══ The data ══
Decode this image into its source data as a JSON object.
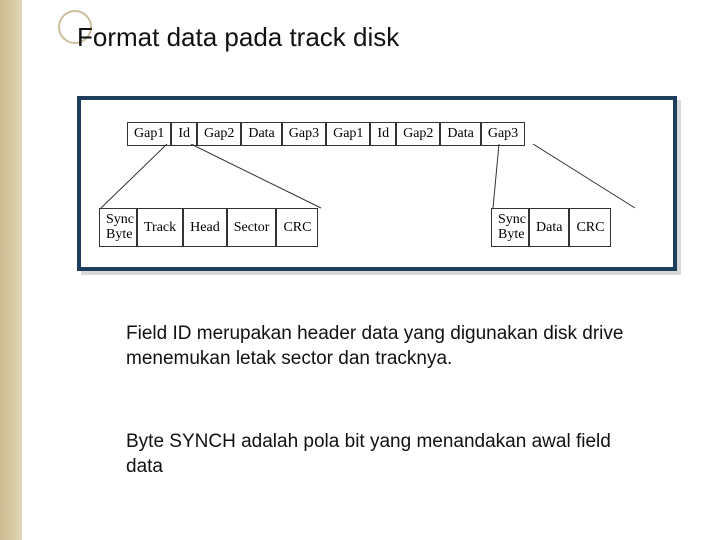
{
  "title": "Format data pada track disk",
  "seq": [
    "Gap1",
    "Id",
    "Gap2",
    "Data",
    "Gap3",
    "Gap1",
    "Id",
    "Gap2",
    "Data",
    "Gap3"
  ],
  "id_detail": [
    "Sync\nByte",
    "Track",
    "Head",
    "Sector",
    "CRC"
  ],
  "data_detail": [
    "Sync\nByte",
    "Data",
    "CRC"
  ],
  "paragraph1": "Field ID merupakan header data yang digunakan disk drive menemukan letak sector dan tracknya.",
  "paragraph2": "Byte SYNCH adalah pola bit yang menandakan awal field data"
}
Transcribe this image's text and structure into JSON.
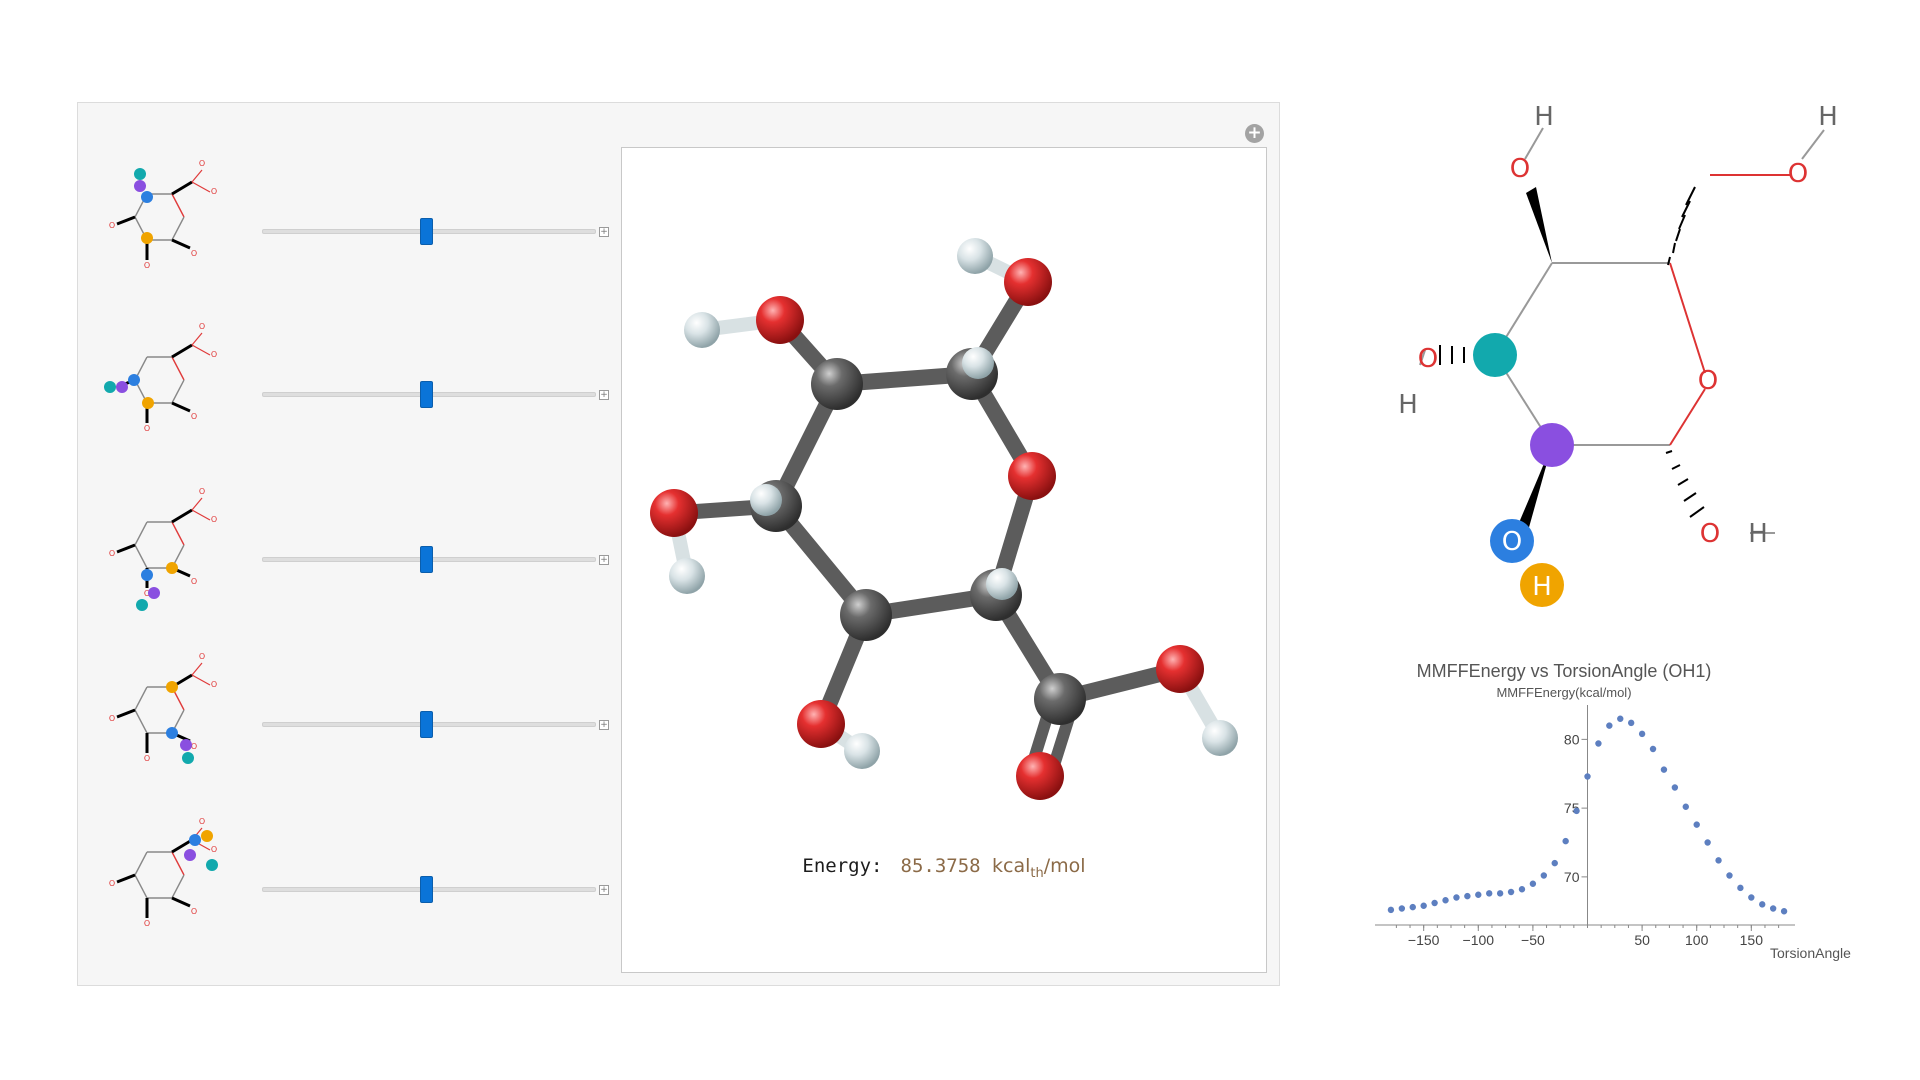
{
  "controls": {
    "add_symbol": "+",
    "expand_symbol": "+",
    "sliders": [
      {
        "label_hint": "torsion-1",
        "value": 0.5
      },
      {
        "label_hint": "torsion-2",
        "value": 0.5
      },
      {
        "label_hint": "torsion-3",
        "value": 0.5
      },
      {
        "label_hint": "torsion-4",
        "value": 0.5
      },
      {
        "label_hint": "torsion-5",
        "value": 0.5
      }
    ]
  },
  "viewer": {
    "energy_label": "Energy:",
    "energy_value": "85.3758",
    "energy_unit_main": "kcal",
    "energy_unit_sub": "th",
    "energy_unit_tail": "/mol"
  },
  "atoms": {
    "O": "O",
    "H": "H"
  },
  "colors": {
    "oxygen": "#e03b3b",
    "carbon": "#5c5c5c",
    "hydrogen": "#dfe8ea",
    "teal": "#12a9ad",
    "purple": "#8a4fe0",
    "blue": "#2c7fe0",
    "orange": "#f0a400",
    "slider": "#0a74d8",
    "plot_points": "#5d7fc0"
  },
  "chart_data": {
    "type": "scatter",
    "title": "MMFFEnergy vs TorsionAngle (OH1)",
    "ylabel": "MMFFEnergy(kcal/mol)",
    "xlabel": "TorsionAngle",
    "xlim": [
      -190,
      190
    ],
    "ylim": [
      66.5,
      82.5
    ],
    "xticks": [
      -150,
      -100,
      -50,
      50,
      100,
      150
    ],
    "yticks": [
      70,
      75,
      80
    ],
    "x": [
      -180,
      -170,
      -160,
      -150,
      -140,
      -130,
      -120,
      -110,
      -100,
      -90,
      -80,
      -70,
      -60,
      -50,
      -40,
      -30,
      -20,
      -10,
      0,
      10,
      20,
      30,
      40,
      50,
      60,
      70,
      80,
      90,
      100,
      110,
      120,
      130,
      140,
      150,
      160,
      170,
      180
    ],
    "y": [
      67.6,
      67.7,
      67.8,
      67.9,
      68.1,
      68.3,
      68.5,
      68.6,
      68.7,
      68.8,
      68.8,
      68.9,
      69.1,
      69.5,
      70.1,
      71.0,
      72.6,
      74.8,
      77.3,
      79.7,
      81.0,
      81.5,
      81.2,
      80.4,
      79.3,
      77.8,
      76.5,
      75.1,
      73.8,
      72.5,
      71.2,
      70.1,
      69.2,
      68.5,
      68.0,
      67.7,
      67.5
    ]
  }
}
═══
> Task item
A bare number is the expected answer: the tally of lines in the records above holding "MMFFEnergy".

> Output
2